§ REQUIREMENT: Please state the number of lines in the records below that contain the string "tracks", and nothing further.

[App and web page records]
>>>

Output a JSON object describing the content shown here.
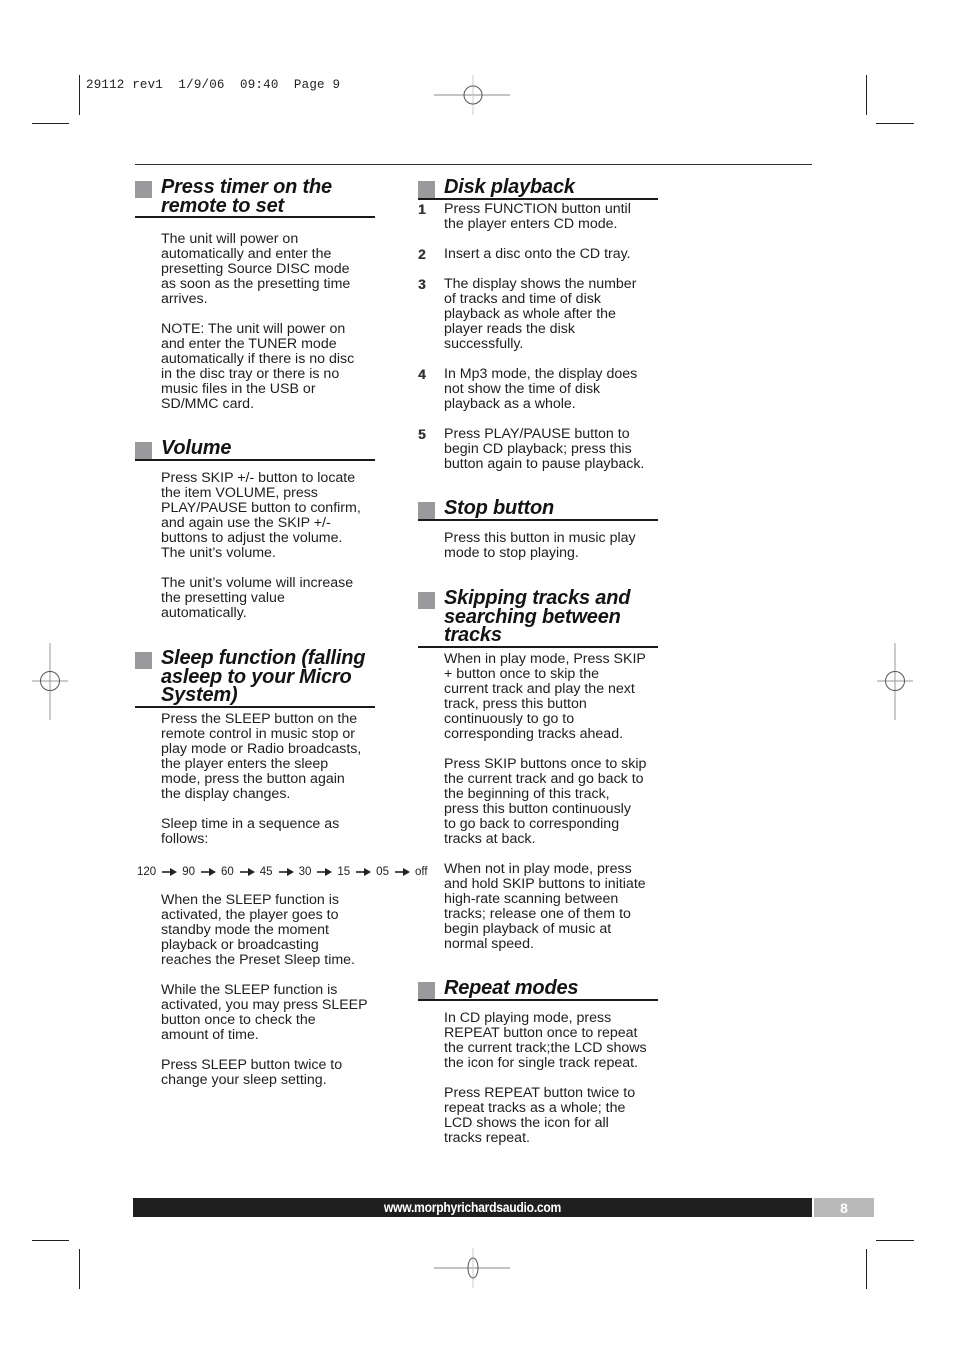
{
  "slug": "29112 rev1  1/9/06  09:40  Page 9",
  "left_column": {
    "timer": {
      "title_lines": [
        "Press timer on the",
        "remote to set"
      ],
      "paragraphs": [
        [
          "The unit will power on",
          "automatically and enter the",
          "presetting Source DISC mode",
          "as soon as the presetting time",
          "arrives."
        ],
        [
          "NOTE: The unit will power on",
          "and enter the TUNER mode",
          "automatically if there is no disc",
          "in the disc tray or there is no",
          "music files in the USB or",
          "SD/MMC card."
        ]
      ]
    },
    "volume": {
      "title_lines": [
        "Volume"
      ],
      "paragraphs": [
        [
          "Press SKIP +/- button to locate",
          "the item VOLUME, press",
          "PLAY/PAUSE button to confirm,",
          "and again use the SKIP +/-",
          "buttons to adjust the volume.",
          "The unit’s volume."
        ],
        [
          "The unit’s volume will increase",
          "the presetting value",
          "automatically."
        ]
      ]
    },
    "sleep": {
      "title_lines": [
        "Sleep function (falling",
        "asleep to your Micro",
        "System)"
      ],
      "paragraphs": [
        [
          "Press the SLEEP button on the",
          "remote control in music stop or",
          "play mode or Radio broadcasts,",
          "the player enters the sleep",
          "mode, press the button again",
          "the display changes."
        ],
        [
          "Sleep time in a sequence as",
          "follows:"
        ]
      ],
      "sequence": [
        "120",
        "90",
        "60",
        "45",
        "30",
        "15",
        "05",
        "off"
      ],
      "paragraphs_after": [
        [
          "When the SLEEP function is",
          "activated, the player goes to",
          "standby mode the moment",
          "playback or broadcasting",
          "reaches the Preset Sleep time."
        ],
        [
          "While the SLEEP function is",
          "activated, you may press SLEEP",
          "button once to check the",
          "amount of time."
        ],
        [
          "Press SLEEP button twice to",
          "change your sleep setting."
        ]
      ]
    }
  },
  "right_column": {
    "disk": {
      "title_lines": [
        "Disk playback"
      ],
      "steps": [
        {
          "num": "1",
          "lines": [
            "Press FUNCTION button until",
            "the player enters CD mode."
          ]
        },
        {
          "num": "2",
          "lines": [
            "Insert a disc onto the CD tray."
          ]
        },
        {
          "num": "3",
          "lines": [
            "The display shows the number",
            "of tracks and time of disk",
            "playback as whole after the",
            "player reads the disk",
            "successfully."
          ]
        },
        {
          "num": "4",
          "lines": [
            "In Mp3 mode, the display does",
            "not show the time of disk",
            "playback as a whole."
          ]
        },
        {
          "num": "5",
          "lines": [
            "Press PLAY/PAUSE button to",
            "begin CD playback; press this",
            "button again to pause playback."
          ]
        }
      ]
    },
    "stop": {
      "title_lines": [
        "Stop button"
      ],
      "paragraphs": [
        [
          "Press this button in music play",
          "mode to stop playing."
        ]
      ]
    },
    "skipping": {
      "title_lines": [
        "Skipping tracks and",
        "searching between",
        "tracks"
      ],
      "paragraphs": [
        [
          "When in play mode, Press SKIP",
          "+ button once to skip the",
          "current track and play the next",
          "track, press this button",
          "continuously to go to",
          "corresponding tracks ahead."
        ],
        [
          "Press SKIP buttons once to skip",
          "the current track and go back to",
          "the beginning of this track,",
          "press this button continuously",
          "to go back to corresponding",
          "tracks at back."
        ],
        [
          "When not in play mode, press",
          "and hold SKIP buttons to initiate",
          "high-rate scanning between",
          "tracks; release one of them to",
          "begin playback of music at",
          "normal speed."
        ]
      ]
    },
    "repeat": {
      "title_lines": [
        "Repeat modes"
      ],
      "paragraphs": [
        [
          "In CD playing mode, press",
          "REPEAT button once to repeat",
          "the current track;the LCD shows",
          "the icon for single track repeat."
        ],
        [
          "Press REPEAT button twice to",
          "repeat tracks as a whole; the",
          "LCD shows the icon for all",
          "tracks repeat."
        ]
      ]
    }
  },
  "footer": {
    "url": "www.morphyrichardsaudio.com",
    "page_number": "8"
  },
  "colors": {
    "heading_square": "#9a9a9c",
    "footer_bar": "#1f1f1f",
    "page_tab": "#b9b9b9"
  }
}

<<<

§ SOLUTION FOR THIS EXERCISE: 8